The first time I saw Margaret Lockwood in film, I was around 15, staying at home with flu from school, and miserably tucked up on the sofa watching The Wicked Lady.
As a young girl, not only did I think she was beautiful, but I loved the typecast roles of a gold-digging minx she played in this film and others. They suited her, but they were a disappointment to her own acting ambitions.
Recently there has been a Lockwood season at the BFI and I have indulged in a couple of afternoons watching The Man in Grey and Jassy. The former is actually a hugely enjoyable film - with a script amusingly identical to The Wicked Lady, but that's okay, because if she had been in twenty films that are a variation of The Wicked Lady, I'd be happy. The second film, Jassy, is a bit daft and unfortunately shot in colour and this doesn't detract from her beauty, but she seems less mysteriously mischevious somehow.
The woman should always have played a gun-toting social climber. In her acting career and in her personal life she was uncompromising. As Phil Norman notes in his book 'TV Cream's Anatomy of Cinema', 'at RADA,

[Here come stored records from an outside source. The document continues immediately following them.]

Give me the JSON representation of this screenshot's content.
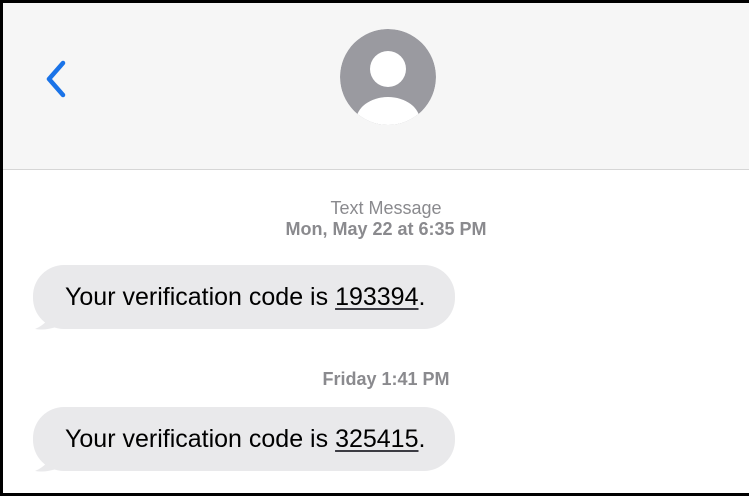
{
  "header": {
    "back_icon": "chevron-left-icon",
    "avatar_icon": "person-avatar-icon",
    "accent_color": "#1a73e8"
  },
  "thread": {
    "messages": [
      {
        "timestamp_label": "Text Message",
        "timestamp": "Mon, May 22 at 6:35 PM",
        "text_prefix": "Your verification code is ",
        "code": "193394",
        "text_suffix": "."
      },
      {
        "timestamp": "Friday 1:41 PM",
        "text_prefix": "Your verification code is ",
        "code": "325415",
        "text_suffix": "."
      }
    ]
  }
}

she refused to kowtow to the strangulated 'how verreh verreh love-lay' diction drilled into the other pupils'. Apparently too, she had a filthy, kitchen hand's laugh and a crude tongue that would make a naval officer blush. Less of a wicked lady, more of a minx, in my opinion.
And so...until our next merry meeting 'heroine addicts'...
Margaret Lockwood (born 15 September, 1916 )